What to produce
All lines in the entries below that hold "tomorrow" make up the answer.

BEGIN Data under study

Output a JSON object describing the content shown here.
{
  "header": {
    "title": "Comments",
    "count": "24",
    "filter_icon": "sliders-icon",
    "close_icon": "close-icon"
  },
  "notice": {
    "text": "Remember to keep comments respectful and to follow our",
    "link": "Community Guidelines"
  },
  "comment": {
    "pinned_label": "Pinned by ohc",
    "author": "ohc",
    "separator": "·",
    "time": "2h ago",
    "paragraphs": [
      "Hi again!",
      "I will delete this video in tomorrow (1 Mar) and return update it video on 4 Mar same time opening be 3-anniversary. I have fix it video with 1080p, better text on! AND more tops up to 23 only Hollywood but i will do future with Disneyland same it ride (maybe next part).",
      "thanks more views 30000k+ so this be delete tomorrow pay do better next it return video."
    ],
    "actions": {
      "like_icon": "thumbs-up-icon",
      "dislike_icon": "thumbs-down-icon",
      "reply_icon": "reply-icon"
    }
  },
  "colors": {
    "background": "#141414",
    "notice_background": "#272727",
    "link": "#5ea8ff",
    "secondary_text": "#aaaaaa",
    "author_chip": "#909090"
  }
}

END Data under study
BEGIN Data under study

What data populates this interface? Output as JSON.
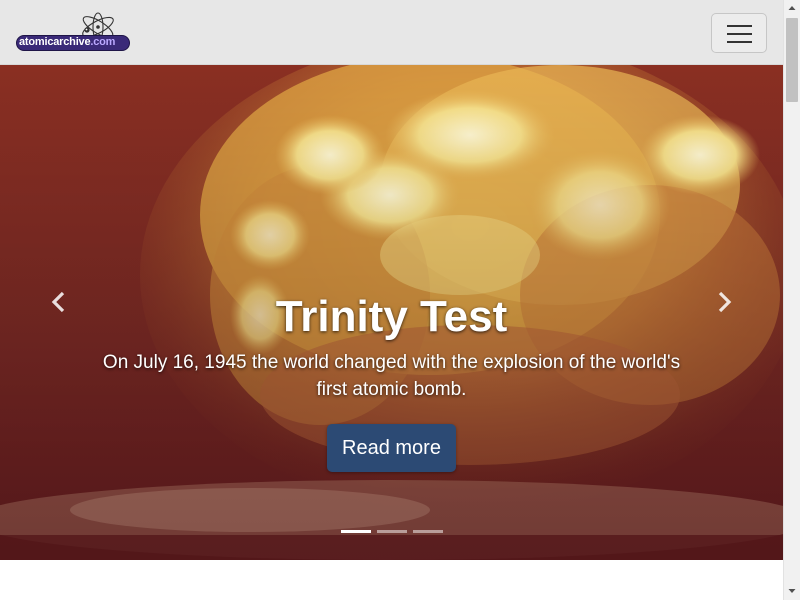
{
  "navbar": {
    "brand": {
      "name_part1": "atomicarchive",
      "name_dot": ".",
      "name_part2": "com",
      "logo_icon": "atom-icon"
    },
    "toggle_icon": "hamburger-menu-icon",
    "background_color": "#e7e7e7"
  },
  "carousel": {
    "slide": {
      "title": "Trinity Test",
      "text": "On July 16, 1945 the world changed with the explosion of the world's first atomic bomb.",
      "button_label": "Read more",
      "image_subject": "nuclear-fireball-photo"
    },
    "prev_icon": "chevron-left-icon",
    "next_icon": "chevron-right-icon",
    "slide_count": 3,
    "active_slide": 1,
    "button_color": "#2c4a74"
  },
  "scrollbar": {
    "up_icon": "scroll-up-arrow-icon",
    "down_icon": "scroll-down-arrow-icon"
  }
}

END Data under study

Answer space
      "I will delete this video in tomorrow (1 Mar) and return update it video on 4 Mar same time opening be 3-anniversary. I have fix it video with 1080p, better text on! AND more tops up to 23 only Hollywood but i will do future with Disneyland same it ride (maybe next part).",
      "thanks more views 30000k+ so this be delete tomorrow pay do better next it return video."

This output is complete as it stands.